The Story Sanctuary began in 2013 with one simple goal: to provide a place where parents and readers could find information about past and current books and what potential triggers (profanity, violence, sexual situations, etc.) those stories contain. We talk about the stories and explore the type of content in them to help you make informed decisions about whether and when you’re ready to read a particular book or series.

Every month you’ll find between twelve and sixteen book reviews as well as occasional author interviews, excerpts, giveaways, top ten lists and other bookish posts. Books reviewed are featured in a review post as well as a monthly recap post including buy links and a short synopsis of the review. The Story Sanctuary sees 3,000 page views and 1,000 visitors in an average month. 
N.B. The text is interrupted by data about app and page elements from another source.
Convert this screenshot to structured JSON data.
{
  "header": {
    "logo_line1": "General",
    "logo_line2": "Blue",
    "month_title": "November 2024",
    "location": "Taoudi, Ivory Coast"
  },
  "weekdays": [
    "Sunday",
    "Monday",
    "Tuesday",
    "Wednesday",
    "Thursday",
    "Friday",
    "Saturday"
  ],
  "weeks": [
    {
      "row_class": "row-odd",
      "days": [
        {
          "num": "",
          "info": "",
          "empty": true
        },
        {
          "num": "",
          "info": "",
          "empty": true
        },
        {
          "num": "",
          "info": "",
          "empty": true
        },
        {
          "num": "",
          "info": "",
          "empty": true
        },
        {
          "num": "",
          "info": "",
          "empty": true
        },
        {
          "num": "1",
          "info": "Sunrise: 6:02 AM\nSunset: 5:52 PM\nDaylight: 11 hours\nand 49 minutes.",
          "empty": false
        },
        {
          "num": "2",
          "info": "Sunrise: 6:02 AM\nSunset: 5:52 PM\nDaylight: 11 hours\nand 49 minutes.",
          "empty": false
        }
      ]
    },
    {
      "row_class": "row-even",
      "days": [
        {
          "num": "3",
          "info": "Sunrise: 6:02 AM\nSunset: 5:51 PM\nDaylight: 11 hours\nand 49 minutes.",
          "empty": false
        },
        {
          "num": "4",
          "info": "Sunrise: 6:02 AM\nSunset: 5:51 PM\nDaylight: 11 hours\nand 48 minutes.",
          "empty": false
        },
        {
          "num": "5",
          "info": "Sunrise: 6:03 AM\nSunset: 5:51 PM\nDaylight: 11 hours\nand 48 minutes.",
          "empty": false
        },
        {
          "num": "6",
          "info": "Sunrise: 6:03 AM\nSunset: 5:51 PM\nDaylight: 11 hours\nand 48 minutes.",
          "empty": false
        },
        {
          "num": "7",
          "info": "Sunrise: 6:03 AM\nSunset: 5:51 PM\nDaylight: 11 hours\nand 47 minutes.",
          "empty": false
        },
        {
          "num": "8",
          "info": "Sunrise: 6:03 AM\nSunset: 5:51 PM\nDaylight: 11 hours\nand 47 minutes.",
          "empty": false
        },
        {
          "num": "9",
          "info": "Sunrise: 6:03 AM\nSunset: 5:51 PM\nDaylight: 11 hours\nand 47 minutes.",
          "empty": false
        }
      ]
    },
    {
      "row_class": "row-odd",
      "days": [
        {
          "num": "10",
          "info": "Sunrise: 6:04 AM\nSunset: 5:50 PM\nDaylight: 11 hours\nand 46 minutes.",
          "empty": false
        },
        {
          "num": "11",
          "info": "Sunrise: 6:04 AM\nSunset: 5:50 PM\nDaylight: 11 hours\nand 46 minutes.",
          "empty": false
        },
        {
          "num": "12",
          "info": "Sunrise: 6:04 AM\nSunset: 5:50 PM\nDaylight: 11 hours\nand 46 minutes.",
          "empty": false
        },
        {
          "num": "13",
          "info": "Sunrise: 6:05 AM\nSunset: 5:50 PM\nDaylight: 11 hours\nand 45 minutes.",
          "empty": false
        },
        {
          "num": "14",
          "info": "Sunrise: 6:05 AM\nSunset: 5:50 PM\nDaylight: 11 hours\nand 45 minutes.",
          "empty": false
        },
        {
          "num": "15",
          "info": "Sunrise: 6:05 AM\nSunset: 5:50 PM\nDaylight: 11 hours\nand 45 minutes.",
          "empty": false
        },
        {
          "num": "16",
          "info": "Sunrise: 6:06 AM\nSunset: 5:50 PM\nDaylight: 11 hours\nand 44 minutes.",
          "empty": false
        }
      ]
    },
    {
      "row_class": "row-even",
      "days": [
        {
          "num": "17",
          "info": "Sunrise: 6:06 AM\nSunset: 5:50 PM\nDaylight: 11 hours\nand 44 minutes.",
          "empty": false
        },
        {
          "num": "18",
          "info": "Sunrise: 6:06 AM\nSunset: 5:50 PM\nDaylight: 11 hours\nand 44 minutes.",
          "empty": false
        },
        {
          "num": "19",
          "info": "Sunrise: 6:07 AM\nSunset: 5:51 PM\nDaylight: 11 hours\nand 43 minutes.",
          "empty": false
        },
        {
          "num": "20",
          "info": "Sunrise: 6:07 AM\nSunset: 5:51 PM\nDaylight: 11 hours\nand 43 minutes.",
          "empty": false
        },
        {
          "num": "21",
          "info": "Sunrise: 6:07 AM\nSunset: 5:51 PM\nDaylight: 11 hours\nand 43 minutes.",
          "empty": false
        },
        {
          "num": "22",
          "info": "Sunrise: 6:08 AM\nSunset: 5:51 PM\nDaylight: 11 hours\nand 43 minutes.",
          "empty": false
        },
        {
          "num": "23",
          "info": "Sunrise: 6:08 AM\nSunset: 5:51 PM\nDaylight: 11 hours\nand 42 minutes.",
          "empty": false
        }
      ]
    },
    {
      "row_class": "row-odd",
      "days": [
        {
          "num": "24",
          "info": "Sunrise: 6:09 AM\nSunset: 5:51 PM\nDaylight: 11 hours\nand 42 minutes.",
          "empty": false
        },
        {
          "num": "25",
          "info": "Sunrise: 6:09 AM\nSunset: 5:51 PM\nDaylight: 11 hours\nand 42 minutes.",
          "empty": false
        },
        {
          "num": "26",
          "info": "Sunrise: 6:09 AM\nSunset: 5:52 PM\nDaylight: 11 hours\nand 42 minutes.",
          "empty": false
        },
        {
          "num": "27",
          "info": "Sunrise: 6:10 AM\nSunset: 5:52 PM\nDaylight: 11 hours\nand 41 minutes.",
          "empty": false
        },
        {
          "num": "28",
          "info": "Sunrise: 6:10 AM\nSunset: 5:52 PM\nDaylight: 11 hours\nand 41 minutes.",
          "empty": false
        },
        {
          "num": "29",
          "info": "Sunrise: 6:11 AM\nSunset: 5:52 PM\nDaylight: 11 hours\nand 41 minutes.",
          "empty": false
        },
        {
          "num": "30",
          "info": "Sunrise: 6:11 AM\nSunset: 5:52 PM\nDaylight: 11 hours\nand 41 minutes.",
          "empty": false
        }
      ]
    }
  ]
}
I’m super excited to be working with Kasey on the blog, and look forward to seeing my first review (The Evaporation of Sofi Snow by Mary Weber) post on July 5th! For more info, click this link.

I hope you all will check it out and let me know what you think.